On China, let’s face it, what people really really want to read about is the Tang dynasty. Which may be why many of my posts go down like a one-legged man at an arse-kicking party.
Regarding Chinese history, my focus is the local cultures and politics of the modern era, including both my own fieldwork since the 1980s’ reforms and Maoism. Of course, all the living ritual traditions I study are deeply rooted in the late imperial period, into whose culture I occasionally make more historically-minded excursions (such as this series).
Going further back, just in case you haven’t explored the Tang tag in the sidebar, it contains a growing number of posts. After all, that’s where I came in. So never mind the rest of Chinese history, allow me to offer a resumé of posts bearing on Tang culture—starting with my Cambridge mentor:

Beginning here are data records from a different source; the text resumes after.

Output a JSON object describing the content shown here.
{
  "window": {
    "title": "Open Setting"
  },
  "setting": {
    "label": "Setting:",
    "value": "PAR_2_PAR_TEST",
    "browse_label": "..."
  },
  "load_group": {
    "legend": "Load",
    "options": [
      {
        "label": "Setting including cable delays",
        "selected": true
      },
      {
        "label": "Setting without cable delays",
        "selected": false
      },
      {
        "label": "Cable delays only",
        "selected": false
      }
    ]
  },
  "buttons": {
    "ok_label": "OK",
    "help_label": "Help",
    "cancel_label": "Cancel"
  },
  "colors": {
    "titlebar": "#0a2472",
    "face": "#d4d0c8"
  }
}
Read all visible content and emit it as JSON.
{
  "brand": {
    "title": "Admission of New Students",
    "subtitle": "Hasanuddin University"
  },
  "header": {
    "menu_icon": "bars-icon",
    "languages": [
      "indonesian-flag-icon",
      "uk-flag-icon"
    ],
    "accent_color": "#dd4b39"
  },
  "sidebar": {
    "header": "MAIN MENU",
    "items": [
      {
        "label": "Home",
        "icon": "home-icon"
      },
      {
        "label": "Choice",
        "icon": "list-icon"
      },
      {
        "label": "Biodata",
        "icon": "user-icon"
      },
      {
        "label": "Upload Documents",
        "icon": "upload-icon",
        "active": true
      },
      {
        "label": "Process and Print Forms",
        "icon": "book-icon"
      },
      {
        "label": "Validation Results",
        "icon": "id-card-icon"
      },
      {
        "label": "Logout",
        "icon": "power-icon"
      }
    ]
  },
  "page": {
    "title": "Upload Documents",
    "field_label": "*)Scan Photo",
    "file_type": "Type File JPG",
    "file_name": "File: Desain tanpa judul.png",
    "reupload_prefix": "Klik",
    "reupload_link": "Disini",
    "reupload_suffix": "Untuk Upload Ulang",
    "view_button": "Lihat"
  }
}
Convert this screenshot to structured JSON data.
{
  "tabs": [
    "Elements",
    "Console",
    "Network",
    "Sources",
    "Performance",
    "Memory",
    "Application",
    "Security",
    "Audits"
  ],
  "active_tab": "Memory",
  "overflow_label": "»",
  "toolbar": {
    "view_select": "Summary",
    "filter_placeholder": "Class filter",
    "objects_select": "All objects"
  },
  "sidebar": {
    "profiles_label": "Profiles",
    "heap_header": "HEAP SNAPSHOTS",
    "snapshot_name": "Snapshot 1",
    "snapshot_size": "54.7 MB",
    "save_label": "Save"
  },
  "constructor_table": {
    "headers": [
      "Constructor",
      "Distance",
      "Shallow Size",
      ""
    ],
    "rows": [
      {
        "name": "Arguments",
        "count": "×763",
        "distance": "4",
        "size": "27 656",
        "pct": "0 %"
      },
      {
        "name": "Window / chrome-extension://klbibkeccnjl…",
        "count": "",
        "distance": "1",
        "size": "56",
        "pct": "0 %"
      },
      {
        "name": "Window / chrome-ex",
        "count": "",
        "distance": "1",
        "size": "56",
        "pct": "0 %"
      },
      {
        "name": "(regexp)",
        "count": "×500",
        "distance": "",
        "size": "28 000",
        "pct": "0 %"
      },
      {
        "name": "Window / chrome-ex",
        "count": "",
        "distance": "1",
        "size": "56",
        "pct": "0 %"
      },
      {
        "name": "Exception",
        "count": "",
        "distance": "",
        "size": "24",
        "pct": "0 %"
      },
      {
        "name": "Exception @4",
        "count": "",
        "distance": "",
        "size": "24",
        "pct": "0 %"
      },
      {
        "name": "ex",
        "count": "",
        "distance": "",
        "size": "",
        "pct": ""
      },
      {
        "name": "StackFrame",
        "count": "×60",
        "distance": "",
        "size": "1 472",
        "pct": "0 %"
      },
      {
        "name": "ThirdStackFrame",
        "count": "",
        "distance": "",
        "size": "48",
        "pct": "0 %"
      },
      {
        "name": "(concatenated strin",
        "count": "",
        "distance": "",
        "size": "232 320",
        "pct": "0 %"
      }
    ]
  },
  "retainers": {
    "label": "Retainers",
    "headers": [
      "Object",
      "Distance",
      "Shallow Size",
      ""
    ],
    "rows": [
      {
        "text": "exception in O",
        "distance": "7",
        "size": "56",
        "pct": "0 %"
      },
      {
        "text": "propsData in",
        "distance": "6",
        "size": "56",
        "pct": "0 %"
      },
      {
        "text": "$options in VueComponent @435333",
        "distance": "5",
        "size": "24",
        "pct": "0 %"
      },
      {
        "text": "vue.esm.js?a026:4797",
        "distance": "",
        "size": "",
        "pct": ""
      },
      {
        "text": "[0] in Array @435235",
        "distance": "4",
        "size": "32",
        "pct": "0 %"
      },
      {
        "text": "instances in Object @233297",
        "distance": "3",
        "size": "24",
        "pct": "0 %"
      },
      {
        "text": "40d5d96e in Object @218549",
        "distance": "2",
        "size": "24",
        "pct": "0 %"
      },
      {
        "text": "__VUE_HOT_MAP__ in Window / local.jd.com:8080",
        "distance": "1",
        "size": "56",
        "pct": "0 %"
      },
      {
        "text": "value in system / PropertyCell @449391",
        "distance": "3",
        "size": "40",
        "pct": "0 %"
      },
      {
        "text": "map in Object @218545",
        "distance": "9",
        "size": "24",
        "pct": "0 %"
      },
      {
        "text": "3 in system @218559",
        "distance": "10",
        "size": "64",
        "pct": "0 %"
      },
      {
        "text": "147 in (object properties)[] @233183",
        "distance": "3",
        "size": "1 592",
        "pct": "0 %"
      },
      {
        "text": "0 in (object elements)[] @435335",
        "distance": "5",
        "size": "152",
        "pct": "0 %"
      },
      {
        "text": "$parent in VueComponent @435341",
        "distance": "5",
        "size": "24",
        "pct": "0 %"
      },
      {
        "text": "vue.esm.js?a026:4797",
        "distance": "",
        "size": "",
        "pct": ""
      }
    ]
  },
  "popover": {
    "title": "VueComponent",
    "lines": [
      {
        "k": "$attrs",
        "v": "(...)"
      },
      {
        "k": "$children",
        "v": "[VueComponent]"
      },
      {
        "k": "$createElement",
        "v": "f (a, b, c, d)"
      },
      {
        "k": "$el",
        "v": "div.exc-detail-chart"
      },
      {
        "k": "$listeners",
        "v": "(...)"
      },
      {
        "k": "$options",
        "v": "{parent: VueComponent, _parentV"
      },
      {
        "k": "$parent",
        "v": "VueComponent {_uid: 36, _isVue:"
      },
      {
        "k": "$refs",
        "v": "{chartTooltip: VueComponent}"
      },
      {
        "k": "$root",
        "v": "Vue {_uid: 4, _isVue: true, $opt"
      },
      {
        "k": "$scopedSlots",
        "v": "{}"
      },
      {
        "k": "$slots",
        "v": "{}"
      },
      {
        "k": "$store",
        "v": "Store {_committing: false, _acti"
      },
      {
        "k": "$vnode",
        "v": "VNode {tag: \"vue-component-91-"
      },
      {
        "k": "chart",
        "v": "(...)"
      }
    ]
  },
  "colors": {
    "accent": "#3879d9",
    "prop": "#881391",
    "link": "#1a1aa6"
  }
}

In the ludic tone of some of my other posts on the Tang, I was egged on by the great historian Denis Twitchett:
- a jeu d’esprit, guest-starring An Lushan
- the faqu genre of Tang music, apparently “French pieces”, with the sequel
- faqu tu 2, or tutu
- (and talking of French pieces, here‘s Marty Feldman’s chanson on the HP sauce label!)
- They come over ‘ere…, featuring fusty fulminations from Tang literati.
For Tang poetry, see
- The Confucian ritual in Hunan, with more poems by Bai Juyi
- On visiting a hermit
- Gary Snyder‘s translations of Hanshan
- and a cameo from the poet Meng Jiao in this post on Great Chinese stammerers.
Last and decidedly least,
- Homage to Tang poetry—my own spoof poems.
On Li Bai and Mahler:
- Robert van Gulik and his Judge Dee mysteries.
Still, there’s much to be said for my own eventual conversion from abstruse ancient history to living genres of Chinese culture—always relating them to imperial traditions, of course. Among many genres active today that are not a “living fossil” of Tang music:
Going back still further, try